Considering the number of times I’ve been through the death/post-death/death-anniversary ceremonies over the last three odd years it’s quite surprising that I haven’t really blogged about it. Maybe I considered the topic to be way to personal to blog about. Maybe I was so busy fighting relatives that I didn’t have the opportunity to observe things.
So most of the time during the death ceremony was spent with me shifting my sacred thread from left to right, and back, and back. The basic idea is that for all death-related stuff, one is supposed to wear the thread from right shoulder to left waist (it’s normally worn from left shoulder to right waist). But then, considering that it’s a religious ceremony, large portions are also spent praying, and when you are praying to the gods, you are supposed to wear the thread the right way.
And then these two kinds keep alternating, so you spend a lot of time just doing that! To aid this and to save time, the upper cloth is tied around the tummy (like an auxiliary dhoti) rather than over the shoulders. And by the end of every such ceremony, you would have figured out when you’ll have to switch the orientation of the thread.
Then during the annual death ceremonies, there are two brahmins who help in officiating. Apparently there’s something special about these brahmins. Once, a couple of years back, one of these guys failed to turn up on time because of which the entire ceremony was getting delayed, and I hinted to an uncle that since he too is a brahmin he should deputise. And then this uncle (a rather religious character) gave me a long lecture about the processes and sacrifices that these “special” brahmins (who are paid a pittance – their daily rate is about half of what an average junior skilled worker (carpenter, painter, etc) makes) have to go through to allow them to perform their duty.
Now, it is as if one of these brahmins plays god and the other plays the devil (something of the sort). The “god” is always addressed with the thread in the normal position while the “devil” is addressed with the thread from right shoulder to left waist. The “god” is worshipped with rice, while the “devil” is worshipped with black sesame seeds. It seems as if the devil is somehow supposed to represent some kind of companion of the people in the afterlife – in whose memory the ceremonies are being performed.
This time we had struck a package deal (inclusive of all ceremonies, offerings, gifts, lunch, consumables, etc.) but on earlier occasions we were plagued by the priests trying to blackmail us by demanding that we give them expensive gifts, over and above the fees that we had agreed upon.
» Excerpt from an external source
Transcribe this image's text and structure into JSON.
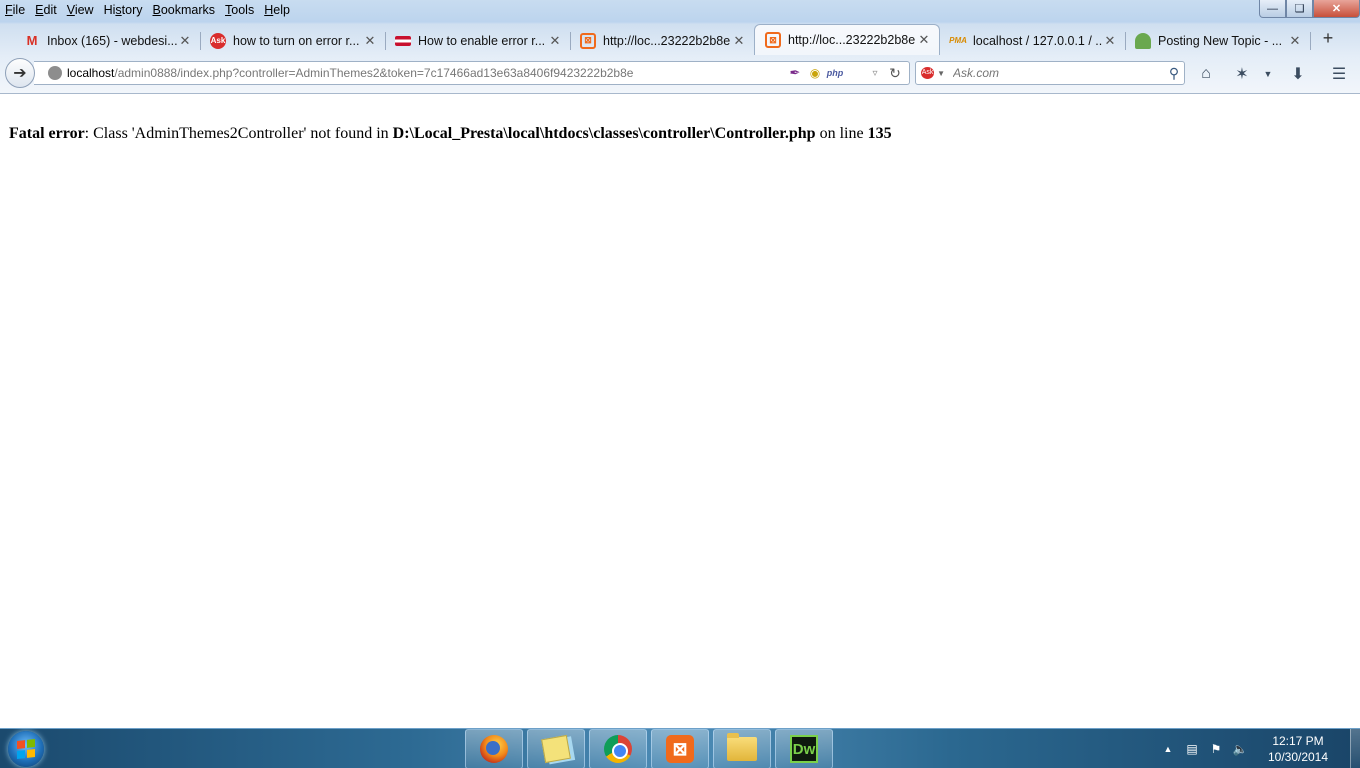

And then once, by drawing upon a clever analogy, I managed to convince one of them that the gifts that I’d given earlier were like advance payment for services and that I’d pay only the balance. Unfortunately some relatives ridiculed me for fighting with the priest and made me pay him the full amount (yeah it was my money. none of these relatives coughed up a naya paisa)
The ceremonies are in general disgusting affairs and the only way to go through them is to just go through the processes. Sometimes, thinking about what kind of a blog post to write on the process can help take your mind away from random wanderings.
3 thoughts on “Death Ceremonies”
I agree. When my father passed away in Dec, I experienced all these emotions first hand – When my “faith/religion” made it harder to get over the loss than easing the passage. I was not as observant as you were, in making these observations but I remember being distinctly bugged by the random nature of the rituals, and more so by the greedy priests….
dude you still wear that thread? kinda strange
I think there is a degree of masochism associated with these ceremonies, with a good reason.
Some arbit thoughts on why these ceremonies are designed to be unpleasant –
I remember you theorising about Dowry as the net price paid by the father to the groom for taking the girl off his hands. Similarly, a son is supposed to pay back his debt to his parents (for having fed him for 20 odd years) by funding their old age. If his parents die early, Hinduism views this as a lucky break for the son! It is the equivalent of parents writing off the son’s debt. The Death ceremony is one way of making the son pay for his stroke of “luck” atleast once a year by tolerating the unpleasantness of the whole procedure.
The more I think of it, Hinduism seems to be the most worldly and materialistic of all religions.